(Items from an interface collection)
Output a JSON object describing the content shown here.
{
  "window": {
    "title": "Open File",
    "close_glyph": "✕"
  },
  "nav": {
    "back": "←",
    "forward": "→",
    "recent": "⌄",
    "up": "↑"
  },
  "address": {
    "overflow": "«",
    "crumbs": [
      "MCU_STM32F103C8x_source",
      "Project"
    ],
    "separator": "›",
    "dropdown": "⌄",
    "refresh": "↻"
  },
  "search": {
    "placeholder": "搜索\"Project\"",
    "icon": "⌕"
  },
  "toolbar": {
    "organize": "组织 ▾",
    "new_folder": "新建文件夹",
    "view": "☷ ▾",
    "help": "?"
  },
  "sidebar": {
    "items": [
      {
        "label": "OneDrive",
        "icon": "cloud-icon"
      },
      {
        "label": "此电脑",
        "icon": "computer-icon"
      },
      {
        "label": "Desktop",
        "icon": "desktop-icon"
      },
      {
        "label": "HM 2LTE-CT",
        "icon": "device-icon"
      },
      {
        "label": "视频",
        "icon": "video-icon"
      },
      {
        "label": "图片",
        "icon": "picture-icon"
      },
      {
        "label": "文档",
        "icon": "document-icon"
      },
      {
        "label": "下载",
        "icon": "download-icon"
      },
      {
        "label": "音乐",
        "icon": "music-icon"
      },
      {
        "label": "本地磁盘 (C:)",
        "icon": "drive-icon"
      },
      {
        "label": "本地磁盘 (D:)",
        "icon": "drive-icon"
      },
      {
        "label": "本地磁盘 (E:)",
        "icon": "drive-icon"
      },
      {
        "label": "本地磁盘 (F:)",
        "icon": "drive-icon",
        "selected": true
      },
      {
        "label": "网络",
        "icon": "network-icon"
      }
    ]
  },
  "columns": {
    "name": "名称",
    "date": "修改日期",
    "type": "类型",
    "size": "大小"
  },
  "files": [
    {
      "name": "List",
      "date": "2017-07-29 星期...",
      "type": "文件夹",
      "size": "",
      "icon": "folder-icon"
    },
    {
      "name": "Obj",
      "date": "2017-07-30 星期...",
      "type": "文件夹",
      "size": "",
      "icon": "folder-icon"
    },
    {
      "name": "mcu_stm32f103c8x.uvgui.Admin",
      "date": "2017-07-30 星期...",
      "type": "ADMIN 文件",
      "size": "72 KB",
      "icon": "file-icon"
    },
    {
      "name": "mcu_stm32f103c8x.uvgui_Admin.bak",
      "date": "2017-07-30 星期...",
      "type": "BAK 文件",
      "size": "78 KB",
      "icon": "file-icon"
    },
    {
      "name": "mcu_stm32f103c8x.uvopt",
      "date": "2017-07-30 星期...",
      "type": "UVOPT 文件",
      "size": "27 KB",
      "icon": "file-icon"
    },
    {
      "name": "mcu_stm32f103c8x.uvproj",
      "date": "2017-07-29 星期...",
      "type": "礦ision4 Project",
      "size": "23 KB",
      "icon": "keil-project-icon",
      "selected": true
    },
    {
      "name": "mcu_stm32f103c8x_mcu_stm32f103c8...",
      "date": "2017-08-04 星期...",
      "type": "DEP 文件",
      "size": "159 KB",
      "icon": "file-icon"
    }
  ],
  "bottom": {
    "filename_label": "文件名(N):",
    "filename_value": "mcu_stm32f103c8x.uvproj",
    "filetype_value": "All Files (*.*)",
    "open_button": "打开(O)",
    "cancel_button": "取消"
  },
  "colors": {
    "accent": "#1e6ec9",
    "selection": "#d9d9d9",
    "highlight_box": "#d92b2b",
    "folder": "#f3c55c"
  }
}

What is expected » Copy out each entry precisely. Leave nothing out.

Solution below »
Output a JSON object describing the content shown here.
{
  "window": {
    "title": "Open File",
    "close_glyph": "✕"
  },
  "nav": {
    "back": "←",
    "forward": "→",
    "recent": "⌄",
    "up": "↑"
  },
  "address": {
    "overflow": "«",
    "crumbs": [
      "MCU_STM32F103C8x_source",
      "Project"
    ],
    "separator": "›",
    "dropdown": "⌄",
    "refresh": "↻"
  },
  "search": {
    "placeholder": "搜索\"Project\"",
    "icon": "⌕"
  },
  "toolbar": {
    "organize": "组织 ▾",
    "new_folder": "新建文件夹",
    "view": "☷ ▾",
    "help": "?"
  },
  "sidebar": {
    "items": [
      {
        "label": "OneDrive",
        "icon": "cloud-icon"
      },
      {
        "label": "此电脑",
        "icon": "computer-icon"
      },
      {
        "label": "Desktop",
        "icon": "desktop-icon"
      },
      {
        "label": "HM 2LTE-CT",
        "icon": "device-icon"
      },
      {
        "label": "视频",
        "icon": "video-icon"
      },
      {
        "label": "图片",
        "icon": "picture-icon"
      },
      {
        "label": "文档",
        "icon": "document-icon"
      },
      {
        "label": "下载",
        "icon": "download-icon"
      },
      {
        "label": "音乐",
        "icon": "music-icon"
      },
      {
        "label": "本地磁盘 (C:)",
        "icon": "drive-icon"
      },
      {
        "label": "本地磁盘 (D:)",
        "icon": "drive-icon"
      },
      {
        "label": "本地磁盘 (E:)",
        "icon": "drive-icon"
      },
      {
        "label": "本地磁盘 (F:)",
        "icon": "drive-icon",
        "selected": true
      },
      {
        "label": "网络",
        "icon": "network-icon"
      }
    ]
  },
  "columns": {
    "name": "名称",
    "date": "修改日期",
    "type": "类型",
    "size": "大小"
  },
  "files": [
    {
      "name": "List",
      "date": "2017-07-29 星期...",
      "type": "文件夹",
      "size": "",
      "icon": "folder-icon"
    },
    {
      "name": "Obj",
      "date": "2017-07-30 星期...",
      "type": "文件夹",
      "size": "",
      "icon": "folder-icon"
    },
    {
      "name": "mcu_stm32f103c8x.uvgui.Admin",
      "date": "2017-07-30 星期...",
      "type": "ADMIN 文件",
      "size": "72 KB",
      "icon": "file-icon"
    },
    {
      "name": "mcu_stm32f103c8x.uvgui_Admin.bak",
      "date": "2017-07-30 星期...",
      "type": "BAK 文件",
      "size": "78 KB",
      "icon": "file-icon"
    },
    {
      "name": "mcu_stm32f103c8x.uvopt",
      "date": "2017-07-30 星期...",
      "type": "UVOPT 文件",
      "size": "27 KB",
      "icon": "file-icon"
    },
    {
      "name": "mcu_stm32f103c8x.uvproj",
      "date": "2017-07-29 星期...",
      "type": "礦ision4 Project",
      "size": "23 KB",
      "icon": "keil-project-icon",
      "selected": true
    },
    {
      "name": "mcu_stm32f103c8x_mcu_stm32f103c8...",
      "date": "2017-08-04 星期...",
      "type": "DEP 文件",
      "size": "159 KB",
      "icon": "file-icon"
    }
  ],
  "bottom": {
    "filename_label": "文件名(N):",
    "filename_value": "mcu_stm32f103c8x.uvproj",
    "filetype_value": "All Files (*.*)",
    "open_button": "打开(O)",
    "cancel_button": "取消"
  },
  "colors": {
    "accent": "#1e6ec9",
    "selection": "#d9d9d9",
    "highlight_box": "#d92b2b",
    "folder": "#f3c55c"
  }
}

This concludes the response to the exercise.